Keyboards and mice are for losers and scruffy nerf herders.
Now the only real input device preferred by all the pros is one of these.
Typing on this bugger is a breeze. No need to remember up up down down left right B A start. No need to lean left while triggering your top most should muscle and your right eyebrow to synchronize in order to pick a menu item.
Nope. This funk schwa utilitarian input device is tried tested and true. So ditch those pesky keyboards with all those buttons and those mice with all those buttons and wheels and roll with the pros.

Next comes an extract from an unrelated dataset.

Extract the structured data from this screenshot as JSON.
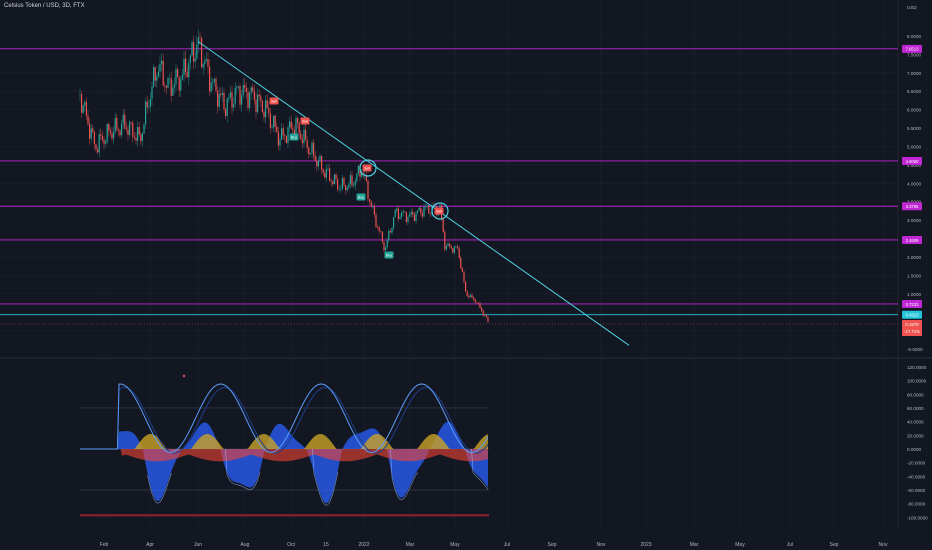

Having worked my way through loads of keyboards over the years I eventually moved over the Apple and with them came the aluminium keyboard. This keyboard has alleviated every bit of discomfort I ever experienced. It also ended all experience of shoulder, elbow and wrist issues. The shallowness of the keyboard means that no wrist support is needed. And normal hands can find all keys. Of course when we get old many of us get arthritis etc and problems arise. But it is important imho to avoid typing with the wrist off the base except for passing moments.
My son (21) feel for the Mac keyboard too but because of studies he had to use a PC. He has since bought one of these very shallow boards and ives it too.
Just my 2¢.
Just an addendum:
As regards mouse use. I prefer a mouse and always use one with a laptop where possible. I just wanted to add that I discovered over the years that when using the mouse, it is hugely important to keep the heel of the hand on the desk and to so so with a slight tension pulling from the shoulder. It then also eliminates sore shoulder problems.
The travel is too short, the click-moment is too soft, and the keys are flat (the recesses help our fingers orient, but I guess they don’t look pretty enough to keep them). No thanks. Lenovo is miles ahead over everything else with their laptop keyboards at the moment. Try one out and you’ll see, I guarantee it.